▶ **TASK STATEMENT**
For the records below, tally the lines that include the word "Detection" and report the number alone.

· · · · · · ·

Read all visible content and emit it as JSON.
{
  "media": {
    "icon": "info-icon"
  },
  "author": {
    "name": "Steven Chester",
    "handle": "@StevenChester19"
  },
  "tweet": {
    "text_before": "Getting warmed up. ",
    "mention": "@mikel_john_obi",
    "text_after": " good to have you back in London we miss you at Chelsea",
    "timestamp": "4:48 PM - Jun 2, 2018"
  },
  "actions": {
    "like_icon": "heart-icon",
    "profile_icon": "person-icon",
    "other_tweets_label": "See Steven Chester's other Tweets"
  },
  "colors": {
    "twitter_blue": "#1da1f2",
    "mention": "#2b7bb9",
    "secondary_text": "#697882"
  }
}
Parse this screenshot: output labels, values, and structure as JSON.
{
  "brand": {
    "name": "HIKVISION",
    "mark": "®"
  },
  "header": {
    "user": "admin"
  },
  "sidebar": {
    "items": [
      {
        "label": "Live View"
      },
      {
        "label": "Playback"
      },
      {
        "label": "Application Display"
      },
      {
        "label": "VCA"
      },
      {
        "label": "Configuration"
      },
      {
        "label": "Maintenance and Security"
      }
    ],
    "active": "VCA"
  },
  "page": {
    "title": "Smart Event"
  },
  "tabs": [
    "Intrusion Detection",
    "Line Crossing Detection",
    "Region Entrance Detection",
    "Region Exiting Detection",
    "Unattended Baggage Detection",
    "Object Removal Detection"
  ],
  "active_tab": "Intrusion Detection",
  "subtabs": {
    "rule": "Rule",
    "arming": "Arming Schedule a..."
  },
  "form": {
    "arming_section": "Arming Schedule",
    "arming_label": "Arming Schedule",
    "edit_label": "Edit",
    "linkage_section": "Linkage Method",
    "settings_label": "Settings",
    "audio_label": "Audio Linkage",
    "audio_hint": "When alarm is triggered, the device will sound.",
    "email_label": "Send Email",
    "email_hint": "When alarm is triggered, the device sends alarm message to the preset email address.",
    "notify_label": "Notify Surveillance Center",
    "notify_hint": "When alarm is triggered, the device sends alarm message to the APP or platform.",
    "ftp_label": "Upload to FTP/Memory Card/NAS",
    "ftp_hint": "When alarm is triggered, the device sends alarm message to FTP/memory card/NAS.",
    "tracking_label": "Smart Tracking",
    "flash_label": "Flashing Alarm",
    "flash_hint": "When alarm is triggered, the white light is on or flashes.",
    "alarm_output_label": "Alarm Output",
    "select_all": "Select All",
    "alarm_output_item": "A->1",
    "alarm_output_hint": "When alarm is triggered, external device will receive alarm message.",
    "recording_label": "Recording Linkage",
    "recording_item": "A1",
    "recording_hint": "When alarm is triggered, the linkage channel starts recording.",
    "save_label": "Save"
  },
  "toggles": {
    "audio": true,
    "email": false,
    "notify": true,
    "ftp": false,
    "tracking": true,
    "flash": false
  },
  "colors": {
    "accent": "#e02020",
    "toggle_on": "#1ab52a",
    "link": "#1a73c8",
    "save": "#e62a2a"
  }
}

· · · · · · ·

▶ **ANSWER TO THE PROBLEM**
7